June Cross was born in 1954, the daughter of a semi-famous black comedian and a white woman with dreams of being an actress. Her father is never really in the picture, and when she is just four years old and can no longer pass for white, June’s mother leaves her in the care of a black friend (Aunt Peggy) in Atlantic City, New Jersey, from whom she used to rent an apartment. None of the adults explain what is happening to June , and none of her questions about the change in her life and why she has to pretend that she is something other than her mother’s daughter are ever answered. She spends her childhood trying to navigate the worlds of both black and white without violating the rules of either. As a result, June often feels isolated and out of place as she struggles to find the balance in her life and within her own psyche.
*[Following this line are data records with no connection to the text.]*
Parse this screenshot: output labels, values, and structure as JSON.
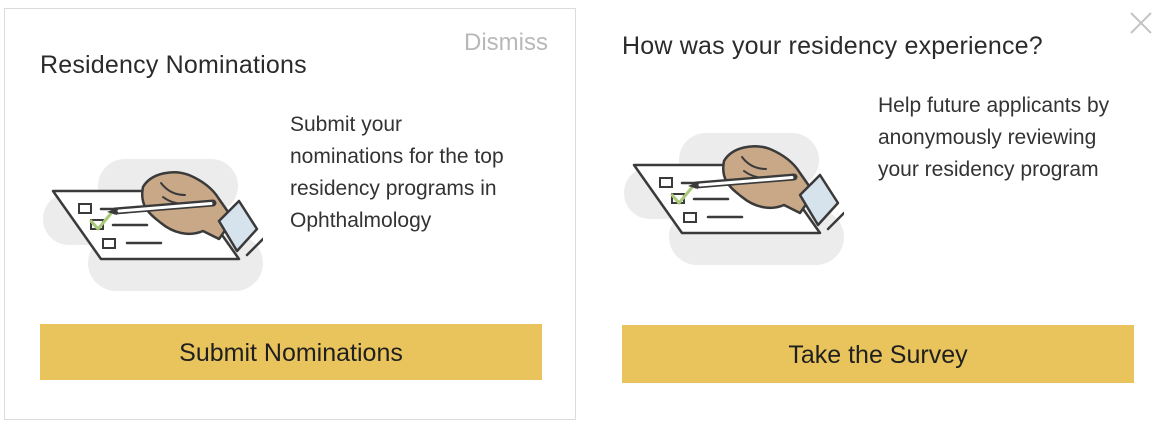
{
  "nominations_card": {
    "title": "Residency Nominations",
    "dismiss_label": "Dismiss",
    "description": "Submit your nominations for the top residency programs in Ophthalmology",
    "button_label": "Submit Nominations",
    "illustration_icon": "checklist-pen-hand-icon"
  },
  "survey_card": {
    "title": "How was your residency experience?",
    "close_icon": "close-icon",
    "description": "Help future applicants by anonymously reviewing your residency program",
    "button_label": "Take the Survey",
    "illustration_icon": "checklist-pen-hand-icon"
  },
  "colors": {
    "button_background": "#e9c45c",
    "dismiss_text": "#b8b8b8",
    "card_border": "#dcdcdc",
    "check_mark": "#a9c97a",
    "hand_skin": "#c9a888",
    "blob_background": "#ececec"
  }
}
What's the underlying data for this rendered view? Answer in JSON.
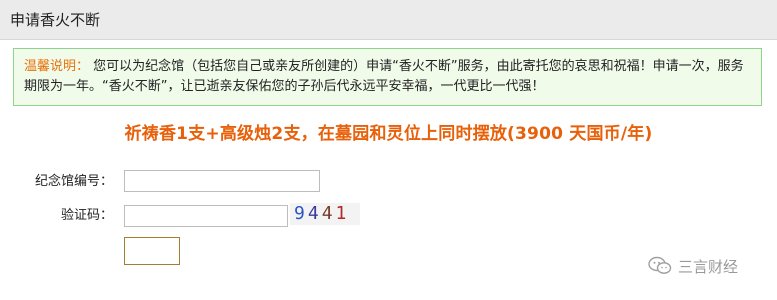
{
  "header": {
    "title": "申请香火不断"
  },
  "notice": {
    "label": "温馨说明：",
    "text": "您可以为纪念馆（包括您自己或亲友所创建的）申请“香火不断”服务，由此寄托您的哀思和祝福！申请一次，服务期限为一年。“香火不断”，让已逝亲友保佑您的子孙后代永远平安幸福，一代更比一代强！"
  },
  "headline": "祈祷香1支+高级烛2支，在墓园和灵位上同时摆放(3900 天国币/年)",
  "form": {
    "memorial_label": "纪念馆编号：",
    "memorial_value": "",
    "captcha_label": "验证码：",
    "captcha_value": "",
    "captcha_chars": [
      "9",
      "4",
      "4",
      "1"
    ],
    "submit_label": ""
  },
  "watermark": {
    "text": "三言财经",
    "icon": "wechat-icon"
  }
}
Cross tells her story in such a way that you can tell that she doesn’t look at herself with pity nor does she expect that from the reader. What I did feel was compassion and empathy as she gives a detailed and straightforward account of the circumstances of her mother, and what her myriad motivations were in making the decisions that she made, whether these decisions can be fully understood and supported or not. While Norma, chose to have Cross raised by a black woman, she didn’t choose to give her a clean break, and while bowing out completely would have probably made things easier in a lot of ways for everyone involved, she chooses to participate in her daughter’s life; it’s a decision that Cross comes to support and appreciate many painful years as she slowly confronts and comes to term with her mother in middle age.
There are so many fascinating dynamics that are at work within the story, and as I eagerly flipped the pages I was alternately shocked, dismayed and aghast at the insensitivity and callousness of Cross’ mother and the cruelty that was seemingly unintentional, but which I questioned because it seems as if a white mother with a black child would have tempered her tongue more than Norma took the time to do. Neither having a black child, nor having had a five year relationship with a black man kept Norma from having and voicing her own deep prejudice to her daughter.
Besides the emotional drama, Cross came of age at what is to me a fascinating period in American history. Much of the story is set against the back drop of turmoil in the late 60’s and ’70s. Her white stepfather was a player of sorts in Hollywood and there are stories of tv shows, movies, celebrities and behind the scenes drama. Tumultuous upbringing notwithstanding, Cross went on to attend Harvard and is an award-winning journalist who has reported and produced pieces for shows such as the MacNeil/Lehrer Report and Frontline, including a documentary about her upbringing with the same title as this memoir.
June Cross has led a varied and interesting life and I learned a lot about not only about human relationships and race relations in this country, but also wonderful stories about the evolution of the entertainment industry. If you are n the lookout for a moving and multi-faceted read, then I strongly urge you to check this one out.